Or so I thought.
And so when I found myself camping in the middle of Kenya’s Maasai Mara, I felt completely equipped for the encounters to come. The savannah rolled as far as the eye could see, interrupted only by rocky hills and clusters of acacia trees. From our campsite we could see elephants, giraffe and antelope all with the naked eye and separated from us by absolutely nothing. There were no fences, walls, moats, mortar pits, machine gun nests or anything.
If a pride of lions wanted to visit us to borrow a cup of sugar or exchange email addresses they could, and in fact on two nights, a leopard did stroll between our tents undoubtedly looking to see if there were any hiking boots left outside that they could steal and sell online.
The only thing protecting us from a jolly good mauling were a couple of Maasai askaris, or guards, armed with spears, daggers and a few thousand years’ worth of genetic nous. Each evening we sat by the campfire chatting about the day’s sightings or listening to the wonderful sounds of the African bush. All was good until it came time to go to bed.
I had camped in the Mara several times before and had hyenas and baboons defiantly strut through in daylight, but this campsite was apparently in an area of the reserve that was particularly filled with predators, chargers, stompers, biters and gorers. As such, one of the camp’s rules—or at least one of the camp’s insurance company’s rules—was that we were not allowed to walk around unescorted after dark.
Instead, when time came to head to our tents we would be accompanied by a Maasai warrior. In the unlikely event that we had to go somewhere during the night we had to blow a whistle and someone would assist us.
On one particular evening after excusing ourselves from the campfire-side chat, our personal askari led the way to our tent. Spear in one hand, flashlight in the other, we traipsed beyond the dancing glow of the fire and through the all-encompassing darkness. Just as we approached our tent, our guard anxiously hissed for us to stop, and hurriedly whispered something to us in Maa, and then again in Swahili, all the while crouching and gesticulating at the bushes and grass directly in front of the tent. We cowered behind him trying to see what he was indicating, all while racking my encyclopaedic brain to try and translate the word “komba.”
I knew it wasn’t lion, buffalo, leopard or elephant, but beyond that I just couldn’t determine what was about to leap from the bushes and tear us limb from limb. My heart pounded in my chest. After what seemed an eternity, the vicious komba threat apparently abated and our askari, frustrated at being unable to tell us what horrific death he’d just bravely prevented, led us back to the campfire and a stack of reference books.
He thumbed through one, stopped at a colour plate and handed it over. We took it with bated breath and held it in our sweaty palms, wondering want demon from the dark we’d just dodged. The picture was of a small squirrel-sized teddy bear with enormous dark eyes, fluffy ears and a long curly tail that was wrapped around a small tree.

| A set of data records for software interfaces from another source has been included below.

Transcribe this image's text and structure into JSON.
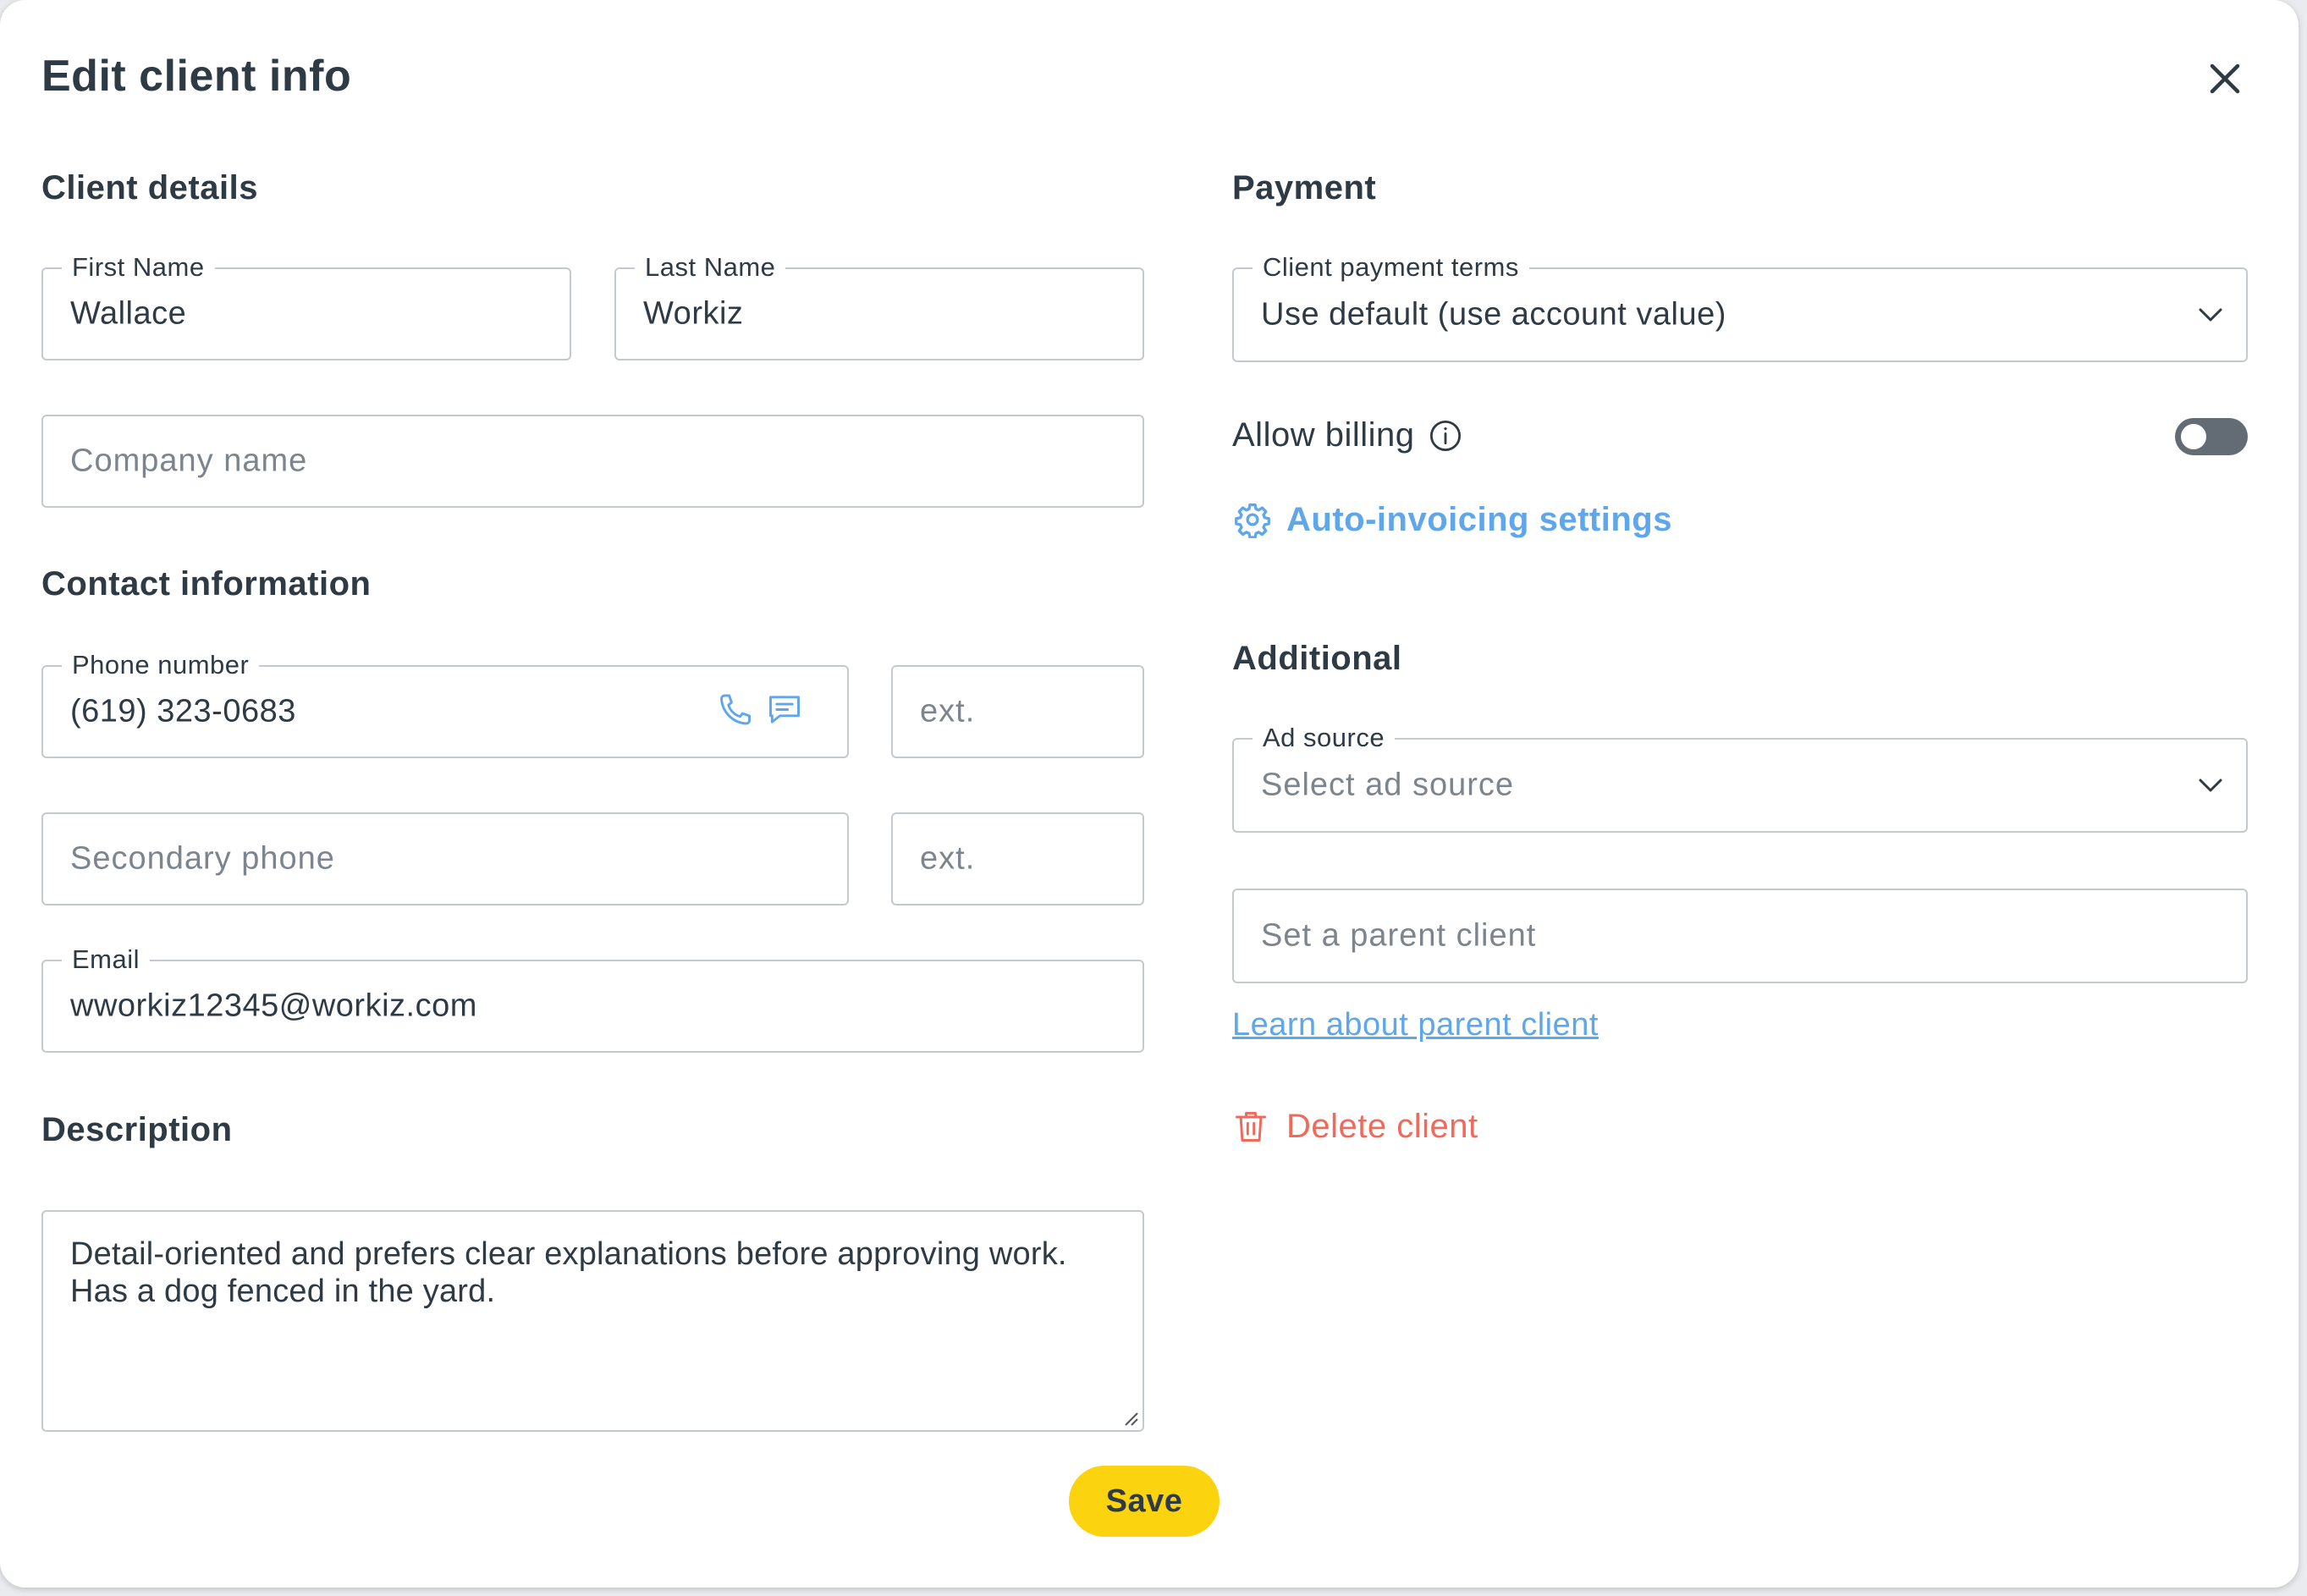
{
  "modal": {
    "title": "Edit client info"
  },
  "client_details": {
    "title": "Client details",
    "first_name": {
      "label": "First Name",
      "value": "Wallace"
    },
    "last_name": {
      "label": "Last Name",
      "value": "Workiz"
    },
    "company": {
      "placeholder": "Company name"
    }
  },
  "contact": {
    "title": "Contact information",
    "phone": {
      "label": "Phone number",
      "value": "(619) 323-0683",
      "ext_placeholder": "ext."
    },
    "secondary_phone": {
      "placeholder": "Secondary phone",
      "ext_placeholder": "ext."
    },
    "email": {
      "label": "Email",
      "value": "wworkiz12345@workiz.com"
    }
  },
  "description": {
    "title": "Description",
    "text": "Detail-oriented and prefers clear explanations before approving work. Has a dog fenced in the yard."
  },
  "payment": {
    "title": "Payment",
    "terms": {
      "label": "Client payment terms",
      "value": "Use default (use account value)"
    },
    "allow_billing": {
      "label": "Allow billing",
      "enabled": false
    },
    "auto_invoicing_label": "Auto-invoicing settings"
  },
  "additional": {
    "title": "Additional",
    "ad_source": {
      "label": "Ad source",
      "placeholder": "Select ad source"
    },
    "parent_client": {
      "placeholder": "Set a parent client"
    },
    "learn_link": "Learn about parent client",
    "delete_label": "Delete client"
  },
  "actions": {
    "save_label": "Save"
  },
  "colors": {
    "accent_blue": "#5fa6ea",
    "danger": "#f06a5c",
    "save_yellow": "#fcd30f",
    "text": "#2e3a44"
  },
  "icons": {
    "close": "close-icon",
    "phone": "phone-icon",
    "sms": "message-icon",
    "info": "info-icon",
    "gear": "gear-icon",
    "trash": "trash-icon",
    "chevron": "chevron-down-icon"
  }
}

“Komba,” he said with a smile of satisfaction and elation, poking the picture with an emphatic finger. “Bush baby.”
Being nocturnal and very small, sightings were scarce and therefore our sentinel was very happy. The fact that only he had actually seen it didn’t detract from his delight. Our hearts returned to their rightful spot in our chests and we once more headed to our tent for the night.
I may not have seen the komba, but I had learned the word, and next time someone told me one had reared its terrifying face, I at least wouldn’t embarrass myself by running away screaming! *